━━━ STUDY MATERIAL ━━━

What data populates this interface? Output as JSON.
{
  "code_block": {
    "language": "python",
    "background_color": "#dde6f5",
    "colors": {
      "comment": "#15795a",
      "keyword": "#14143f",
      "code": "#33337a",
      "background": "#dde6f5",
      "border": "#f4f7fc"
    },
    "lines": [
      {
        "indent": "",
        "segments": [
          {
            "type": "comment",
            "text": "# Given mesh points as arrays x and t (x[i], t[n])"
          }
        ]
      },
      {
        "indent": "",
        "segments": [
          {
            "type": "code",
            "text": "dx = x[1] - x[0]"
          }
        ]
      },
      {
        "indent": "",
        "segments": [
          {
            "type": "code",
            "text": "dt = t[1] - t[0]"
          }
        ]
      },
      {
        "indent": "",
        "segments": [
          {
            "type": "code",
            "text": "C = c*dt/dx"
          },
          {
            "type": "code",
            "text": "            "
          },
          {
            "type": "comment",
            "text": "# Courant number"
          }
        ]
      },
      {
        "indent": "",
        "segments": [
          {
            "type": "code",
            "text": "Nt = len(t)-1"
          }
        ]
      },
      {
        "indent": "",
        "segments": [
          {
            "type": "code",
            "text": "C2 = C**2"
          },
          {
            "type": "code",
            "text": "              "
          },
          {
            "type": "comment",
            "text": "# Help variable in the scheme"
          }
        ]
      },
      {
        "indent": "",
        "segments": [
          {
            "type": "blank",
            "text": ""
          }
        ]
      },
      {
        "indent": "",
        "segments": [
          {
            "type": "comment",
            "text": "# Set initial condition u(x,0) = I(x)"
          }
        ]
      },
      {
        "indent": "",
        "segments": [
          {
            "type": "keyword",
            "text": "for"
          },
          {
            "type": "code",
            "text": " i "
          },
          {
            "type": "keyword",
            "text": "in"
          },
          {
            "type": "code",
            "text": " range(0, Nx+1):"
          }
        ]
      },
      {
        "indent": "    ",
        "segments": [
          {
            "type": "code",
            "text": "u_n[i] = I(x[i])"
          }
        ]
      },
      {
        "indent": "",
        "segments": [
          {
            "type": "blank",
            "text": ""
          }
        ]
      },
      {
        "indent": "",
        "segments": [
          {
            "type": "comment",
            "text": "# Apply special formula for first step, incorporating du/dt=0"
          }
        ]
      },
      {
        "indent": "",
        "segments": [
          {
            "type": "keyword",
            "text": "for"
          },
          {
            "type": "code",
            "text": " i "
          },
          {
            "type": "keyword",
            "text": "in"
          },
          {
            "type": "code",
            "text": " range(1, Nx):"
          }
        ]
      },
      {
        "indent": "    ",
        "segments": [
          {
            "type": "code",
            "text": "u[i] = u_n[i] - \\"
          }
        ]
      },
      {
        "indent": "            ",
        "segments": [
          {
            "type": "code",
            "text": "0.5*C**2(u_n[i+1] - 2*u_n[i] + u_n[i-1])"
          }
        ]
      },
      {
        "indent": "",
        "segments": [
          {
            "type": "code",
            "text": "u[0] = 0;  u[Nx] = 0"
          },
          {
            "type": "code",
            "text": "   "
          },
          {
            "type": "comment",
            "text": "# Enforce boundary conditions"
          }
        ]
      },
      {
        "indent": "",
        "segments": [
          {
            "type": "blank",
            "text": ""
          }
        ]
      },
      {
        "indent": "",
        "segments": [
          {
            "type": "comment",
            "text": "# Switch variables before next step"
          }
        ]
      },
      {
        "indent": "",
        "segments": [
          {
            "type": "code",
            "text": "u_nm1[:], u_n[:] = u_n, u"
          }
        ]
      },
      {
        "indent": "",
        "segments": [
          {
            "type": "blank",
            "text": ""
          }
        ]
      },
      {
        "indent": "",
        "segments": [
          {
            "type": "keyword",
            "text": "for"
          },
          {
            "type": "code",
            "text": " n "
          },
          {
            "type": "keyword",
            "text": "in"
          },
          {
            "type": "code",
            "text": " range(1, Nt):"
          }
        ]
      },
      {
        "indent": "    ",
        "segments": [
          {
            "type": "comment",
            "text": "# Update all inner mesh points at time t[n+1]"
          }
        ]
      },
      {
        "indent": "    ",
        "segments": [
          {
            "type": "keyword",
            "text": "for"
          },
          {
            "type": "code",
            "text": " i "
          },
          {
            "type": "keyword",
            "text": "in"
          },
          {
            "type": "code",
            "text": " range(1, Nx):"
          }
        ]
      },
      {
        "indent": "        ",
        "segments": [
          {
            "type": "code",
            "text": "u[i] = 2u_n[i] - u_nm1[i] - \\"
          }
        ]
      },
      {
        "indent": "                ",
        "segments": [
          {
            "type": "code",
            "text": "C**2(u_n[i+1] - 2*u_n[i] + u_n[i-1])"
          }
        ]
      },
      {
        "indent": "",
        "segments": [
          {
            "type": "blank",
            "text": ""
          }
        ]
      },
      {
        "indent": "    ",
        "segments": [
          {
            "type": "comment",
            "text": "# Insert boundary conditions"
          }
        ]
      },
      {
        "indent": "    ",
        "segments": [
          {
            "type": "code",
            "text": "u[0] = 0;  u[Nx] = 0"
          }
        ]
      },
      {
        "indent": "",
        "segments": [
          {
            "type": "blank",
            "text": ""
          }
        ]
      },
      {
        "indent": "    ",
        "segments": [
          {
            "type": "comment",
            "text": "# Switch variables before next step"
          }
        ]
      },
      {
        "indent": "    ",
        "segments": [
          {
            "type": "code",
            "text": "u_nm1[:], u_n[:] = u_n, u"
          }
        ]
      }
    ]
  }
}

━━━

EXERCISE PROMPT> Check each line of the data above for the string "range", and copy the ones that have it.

OUTPUT FOR THIS EXERCISE>
            "text": " range(0, Nx+1):"
            "text": " range(1, Nx):"
            "text": " range(1, Nt):"
            "text": " range(1, Nx):"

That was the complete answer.